* _WHAT NEEDS TO BE DONE_:
Scan the data below for the string "JSON". Copy every line where it appears.

* _INFORMATION_:
○ ○ ○
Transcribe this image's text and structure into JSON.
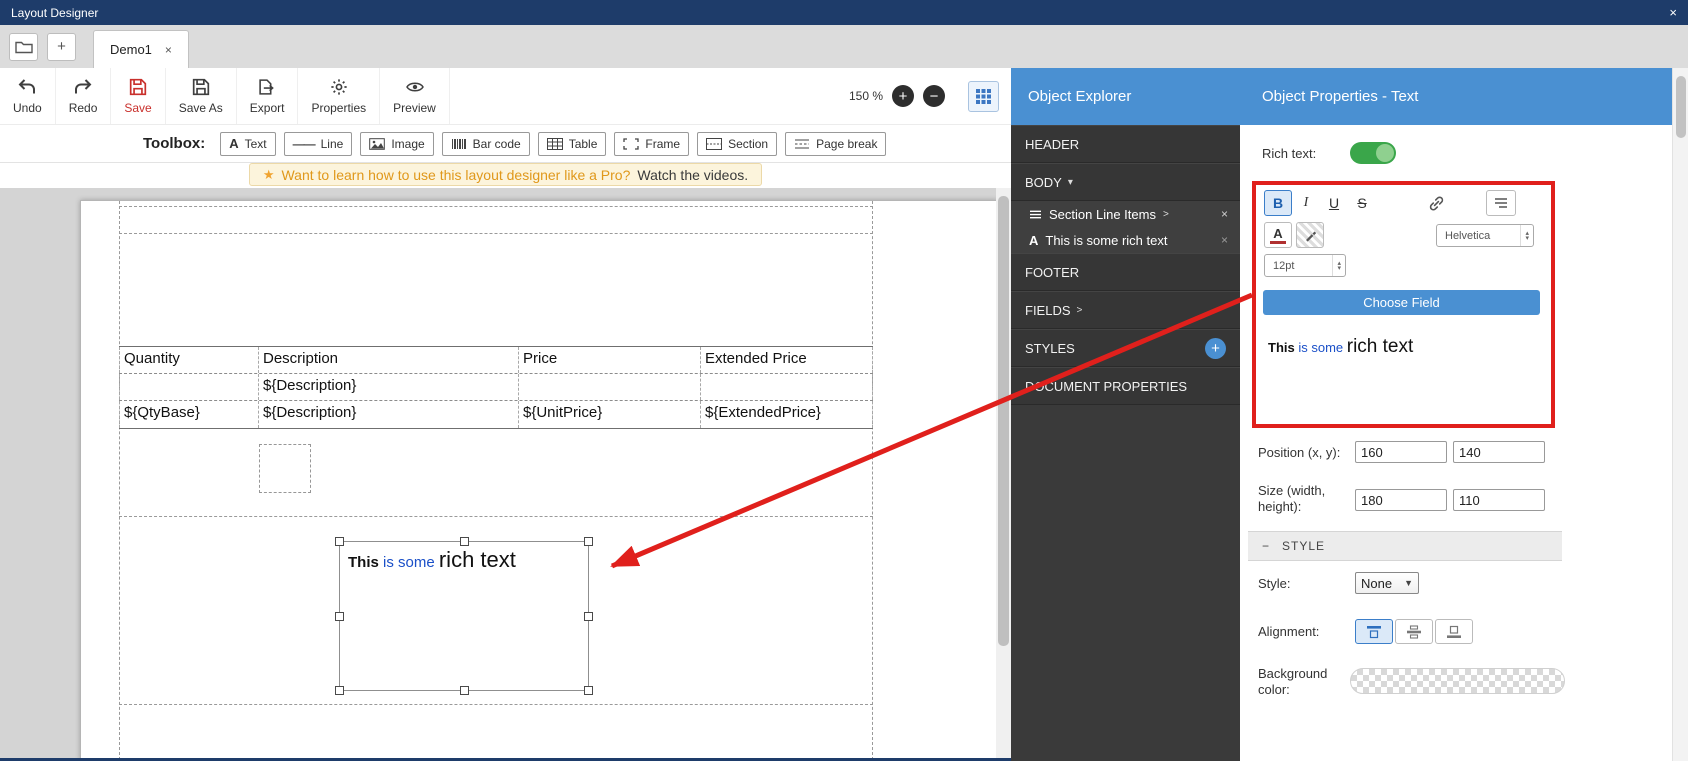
{
  "titlebar": {
    "title": "Layout Designer",
    "close_icon": "×"
  },
  "tabbar": {
    "new_tab": "+",
    "tab": {
      "label": "Demo1",
      "close": "×"
    }
  },
  "toolbar": {
    "buttons": [
      {
        "label": "Undo"
      },
      {
        "label": "Redo"
      },
      {
        "label": "Save"
      },
      {
        "label": "Save As"
      },
      {
        "label": "Export"
      },
      {
        "label": "Properties"
      },
      {
        "label": "Preview"
      }
    ],
    "zoom_level": "150 %",
    "zoom_in": "+",
    "zoom_out": "−"
  },
  "toolbox": {
    "label": "Toolbox:",
    "items": [
      {
        "label": "Text"
      },
      {
        "label": "Line"
      },
      {
        "label": "Image"
      },
      {
        "label": "Bar code"
      },
      {
        "label": "Table"
      },
      {
        "label": "Frame"
      },
      {
        "label": "Section"
      },
      {
        "label": "Page break"
      }
    ]
  },
  "notice": {
    "star": "★",
    "text": "Want to learn how to use this layout designer like a Pro?",
    "link": "Watch the videos."
  },
  "canvas": {
    "table": {
      "headers": [
        "Quantity",
        "Description",
        "Price",
        "Extended Price"
      ],
      "row_template": [
        "",
        "${Description}",
        "",
        ""
      ],
      "row_fields": [
        "${QtyBase}",
        "${Description}",
        "${UnitPrice}",
        "${ExtendedPrice}"
      ]
    },
    "text_element": {
      "bold": "This",
      "colored": " is some ",
      "large": "rich text"
    }
  },
  "explorer": {
    "title": "Object Explorer",
    "header_section": "HEADER",
    "body_section": "BODY",
    "body_chevron": "▾",
    "items": [
      {
        "label": "Section Line Items",
        "chevron": ">",
        "close": "×"
      },
      {
        "label": "This is some rich text",
        "close": "×"
      }
    ],
    "footer_section": "FOOTER",
    "fields_section": "FIELDS",
    "fields_chevron": ">",
    "styles_section": "STYLES",
    "styles_add": "+",
    "doc_props_section": "DOCUMENT PROPERTIES"
  },
  "properties": {
    "title": "Object Properties - Text",
    "rich_text_label": "Rich text:",
    "editor": {
      "bold": "B",
      "italic": "I",
      "underline": "U",
      "strike": "S",
      "font_color": "A",
      "font_name": "Helvetica",
      "font_size": "12pt",
      "choose_field": "Choose Field",
      "preview": {
        "bold": "This",
        "colored": " is some ",
        "large": "rich text"
      }
    },
    "position_label": "Position (x, y):",
    "position_x": "160",
    "position_y": "140",
    "size_label_1": "Size (width,",
    "size_label_2": "height):",
    "size_w": "180",
    "size_h": "110",
    "style_section": {
      "collapse": "−",
      "label": "STYLE"
    },
    "style_label": "Style:",
    "style_value": "None",
    "alignment_label": "Alignment:",
    "background_label_1": "Background",
    "background_label_2": "color:"
  },
  "colors": {
    "accent_blue": "#4a90d2",
    "titlebar_navy": "#1e3c6a",
    "annotation_red": "#e0201c",
    "save_red": "#c9302c",
    "toggle_green": "#3aa64a",
    "rich_text_blue": "#1b50c8"
  }
}
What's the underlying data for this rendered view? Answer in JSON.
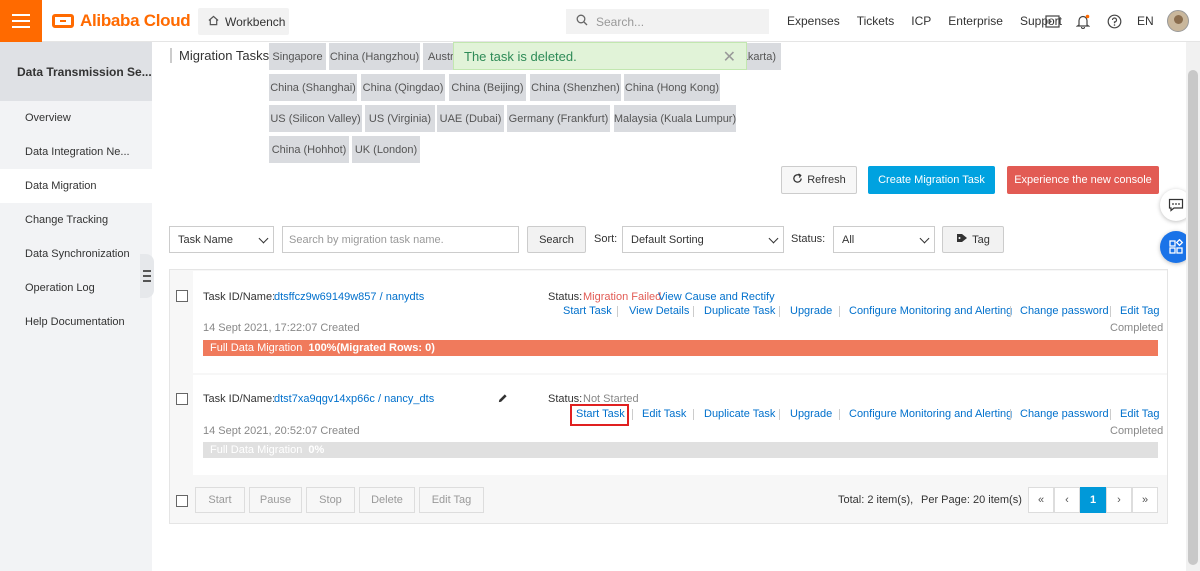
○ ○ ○
* _WRITTEN SOLUTION_:
Transcribe this image's text and structure into JSON.
What's the underlying data for this rendered view? Answer in JSON.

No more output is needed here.